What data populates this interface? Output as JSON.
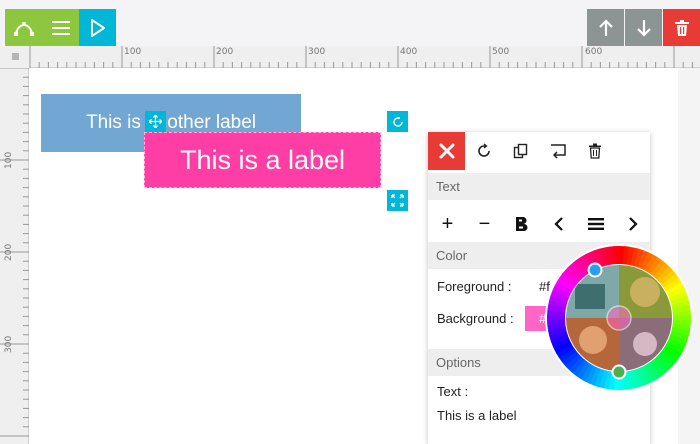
{
  "toolbar": {
    "left_buttons": [
      {
        "icon": "bezier-curve-icon",
        "color": "#8dc63f"
      },
      {
        "icon": "menu-icon",
        "color": "#8dc63f"
      },
      {
        "icon": "play-icon",
        "color": "#00b7d8"
      }
    ],
    "right_buttons": [
      {
        "icon": "arrow-up-icon",
        "color": "#8d9494"
      },
      {
        "icon": "arrow-down-icon",
        "color": "#8d9494"
      },
      {
        "icon": "trash-icon",
        "color": "#e83b35"
      }
    ]
  },
  "rulers": {
    "top_labels": [
      "100",
      "200",
      "300",
      "400",
      "500",
      "600"
    ],
    "left_labels": [
      "100",
      "200",
      "300"
    ]
  },
  "canvas": {
    "label_another": {
      "text": "This is another label",
      "color": "#73a7d3"
    },
    "label_main": {
      "text": "This is a label",
      "color": "#ff3ea5"
    }
  },
  "panel": {
    "tools": [
      "close-icon",
      "rotate-icon",
      "duplicate-icon",
      "undo-icon",
      "trash-icon"
    ],
    "text_section": "Text",
    "format_buttons": [
      "+",
      "−",
      "bold-icon",
      "chevron-left-icon",
      "align-icon",
      "chevron-right-icon"
    ],
    "color_section": "Color",
    "foreground_label": "Foreground :",
    "foreground_value": "#f",
    "background_label": "Background :",
    "background_value": "#",
    "background_color": "#ff66c4",
    "options_section": "Options",
    "text_label": "Text :",
    "text_value": "This is a label"
  },
  "colors": {
    "accent_cyan": "#00b7d8",
    "accent_green": "#8dc63f",
    "danger_red": "#e83b35",
    "label_pink": "#ff3ea5",
    "label_blue": "#73a7d3"
  }
}
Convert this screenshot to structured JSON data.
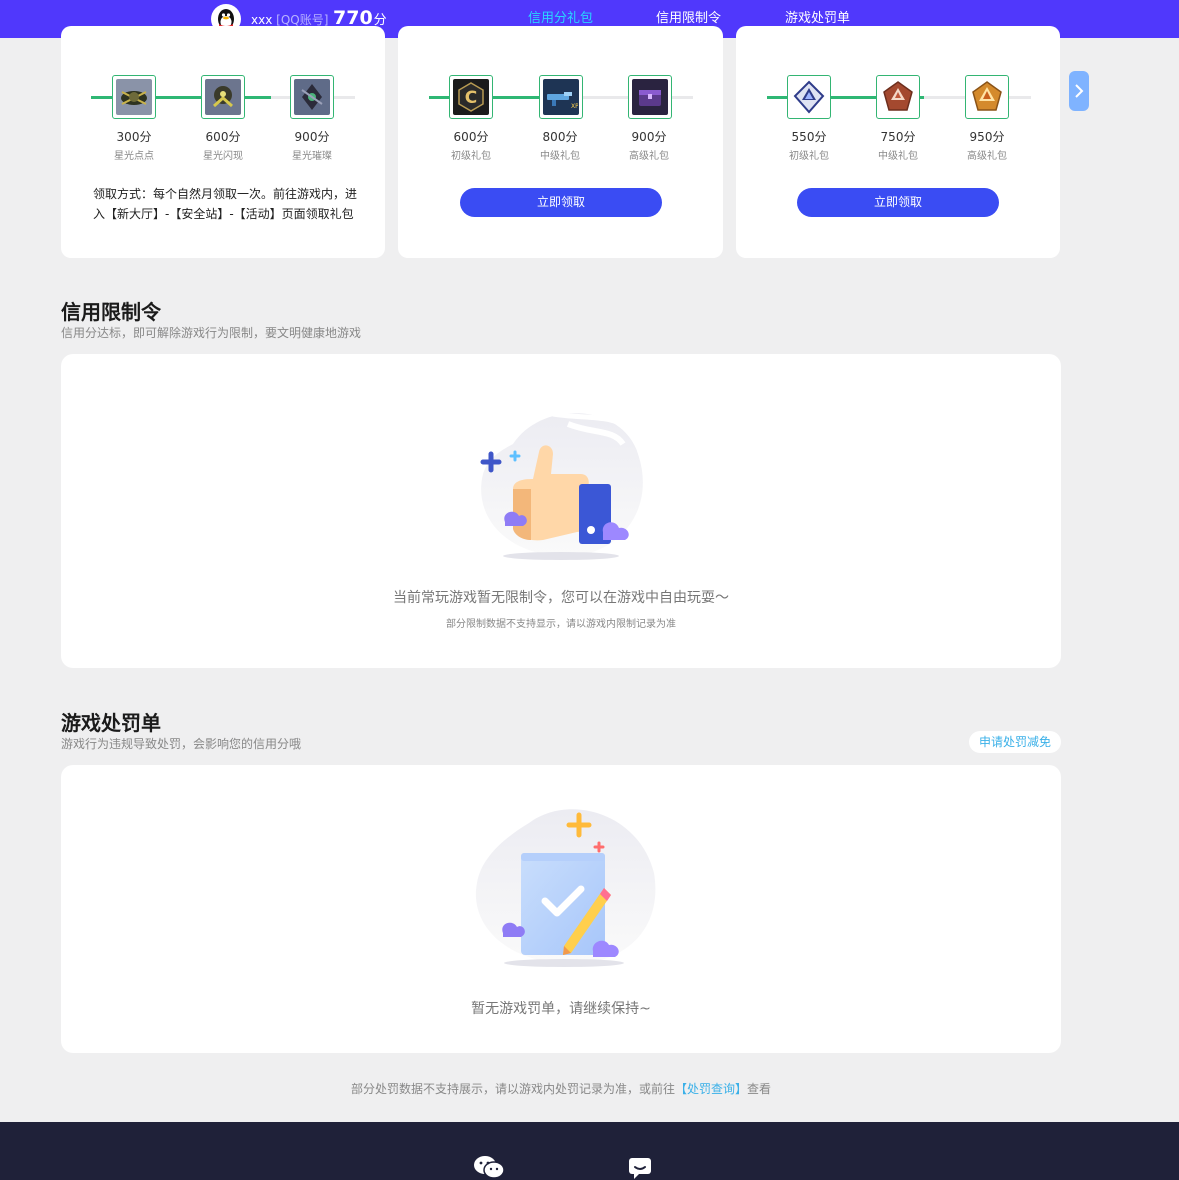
{
  "header": {
    "username": "xxx",
    "account_type": "[QQ账号]",
    "score": "770",
    "score_unit": "分",
    "nav": [
      {
        "label": "信用分礼包"
      },
      {
        "label": "信用限制令"
      },
      {
        "label": "游戏处罚单"
      }
    ]
  },
  "gift_cards": [
    {
      "items": [
        {
          "points": "300分",
          "name": "星光点点"
        },
        {
          "points": "600分",
          "name": "星光闪现"
        },
        {
          "points": "900分",
          "name": "星光璀璨"
        }
      ],
      "note": "领取方式：每个自然月领取一次。前往游戏内，进入【新大厅】-【安全站】-【活动】页面领取礼包"
    },
    {
      "items": [
        {
          "points": "600分",
          "name": "初级礼包"
        },
        {
          "points": "800分",
          "name": "中级礼包"
        },
        {
          "points": "900分",
          "name": "高级礼包"
        }
      ],
      "button": "立即领取"
    },
    {
      "items": [
        {
          "points": "550分",
          "name": "初级礼包"
        },
        {
          "points": "750分",
          "name": "中级礼包"
        },
        {
          "points": "950分",
          "name": "高级礼包"
        }
      ],
      "button": "立即领取"
    }
  ],
  "restriction": {
    "title": "信用限制令",
    "subtitle": "信用分达标，即可解除游戏行为限制，要文明健康地游戏",
    "empty_message": "当前常玩游戏暂无限制令，您可以在游戏中自由玩耍～",
    "empty_note": "部分限制数据不支持显示，请以游戏内限制记录为准"
  },
  "penalty": {
    "title": "游戏处罚单",
    "subtitle": "游戏行为违规导致处罚，会影响您的信用分哦",
    "appeal_button": "申请处罚减免",
    "empty_message": "暂无游戏罚单，请继续保持~",
    "bottom_note_prefix": "部分处罚数据不支持展示，请以游戏内处罚记录为准，或前往",
    "bottom_note_link": "【处罚查询】",
    "bottom_note_suffix": "查看"
  },
  "colors": {
    "topbar": "#5038fc",
    "active_tab": "#29d6ff",
    "progress": "#2fb774",
    "claim_button": "#3a4cf3",
    "footer": "#1f2139"
  }
}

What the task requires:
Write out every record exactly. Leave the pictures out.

Answer section:
What data populates this interface? Output as JSON.
{
  "toolbar": {
    "left_buttons": [
      {
        "icon": "bezier-curve-icon",
        "color": "#8dc63f"
      },
      {
        "icon": "menu-icon",
        "color": "#8dc63f"
      },
      {
        "icon": "play-icon",
        "color": "#00b7d8"
      }
    ],
    "right_buttons": [
      {
        "icon": "arrow-up-icon",
        "color": "#8d9494"
      },
      {
        "icon": "arrow-down-icon",
        "color": "#8d9494"
      },
      {
        "icon": "trash-icon",
        "color": "#e83b35"
      }
    ]
  },
  "rulers": {
    "top_labels": [
      "100",
      "200",
      "300",
      "400",
      "500",
      "600"
    ],
    "left_labels": [
      "100",
      "200",
      "300"
    ]
  },
  "canvas": {
    "label_another": {
      "text": "This is another label",
      "color": "#73a7d3"
    },
    "label_main": {
      "text": "This is a label",
      "color": "#ff3ea5"
    }
  },
  "panel": {
    "tools": [
      "close-icon",
      "rotate-icon",
      "duplicate-icon",
      "undo-icon",
      "trash-icon"
    ],
    "text_section": "Text",
    "format_buttons": [
      "+",
      "−",
      "bold-icon",
      "chevron-left-icon",
      "align-icon",
      "chevron-right-icon"
    ],
    "color_section": "Color",
    "foreground_label": "Foreground :",
    "foreground_value": "#f",
    "background_label": "Background :",
    "background_value": "#",
    "background_color": "#ff66c4",
    "options_section": "Options",
    "text_label": "Text :",
    "text_value": "This is a label"
  },
  "colors": {
    "accent_cyan": "#00b7d8",
    "accent_green": "#8dc63f",
    "danger_red": "#e83b35",
    "label_pink": "#ff3ea5",
    "label_blue": "#73a7d3"
  }
}
Convert this screenshot to structured JSON data.
{
  "header": {
    "username": "xxx",
    "account_type": "[QQ账号]",
    "score": "770",
    "score_unit": "分",
    "nav": [
      {
        "label": "信用分礼包"
      },
      {
        "label": "信用限制令"
      },
      {
        "label": "游戏处罚单"
      }
    ]
  },
  "gift_cards": [
    {
      "items": [
        {
          "points": "300分",
          "name": "星光点点"
        },
        {
          "points": "600分",
          "name": "星光闪现"
        },
        {
          "points": "900分",
          "name": "星光璀璨"
        }
      ],
      "note": "领取方式：每个自然月领取一次。前往游戏内，进入【新大厅】-【安全站】-【活动】页面领取礼包"
    },
    {
      "items": [
        {
          "points": "600分",
          "name": "初级礼包"
        },
        {
          "points": "800分",
          "name": "中级礼包"
        },
        {
          "points": "900分",
          "name": "高级礼包"
        }
      ],
      "button": "立即领取"
    },
    {
      "items": [
        {
          "points": "550分",
          "name": "初级礼包"
        },
        {
          "points": "750分",
          "name": "中级礼包"
        },
        {
          "points": "950分",
          "name": "高级礼包"
        }
      ],
      "button": "立即领取"
    }
  ],
  "restriction": {
    "title": "信用限制令",
    "subtitle": "信用分达标，即可解除游戏行为限制，要文明健康地游戏",
    "empty_message": "当前常玩游戏暂无限制令，您可以在游戏中自由玩耍～",
    "empty_note": "部分限制数据不支持显示，请以游戏内限制记录为准"
  },
  "penalty": {
    "title": "游戏处罚单",
    "subtitle": "游戏行为违规导致处罚，会影响您的信用分哦",
    "appeal_button": "申请处罚减免",
    "empty_message": "暂无游戏罚单，请继续保持~",
    "bottom_note_prefix": "部分处罚数据不支持展示，请以游戏内处罚记录为准，或前往",
    "bottom_note_link": "【处罚查询】",
    "bottom_note_suffix": "查看"
  },
  "colors": {
    "topbar": "#5038fc",
    "active_tab": "#29d6ff",
    "progress": "#2fb774",
    "claim_button": "#3a4cf3",
    "footer": "#1f2139"
  }
}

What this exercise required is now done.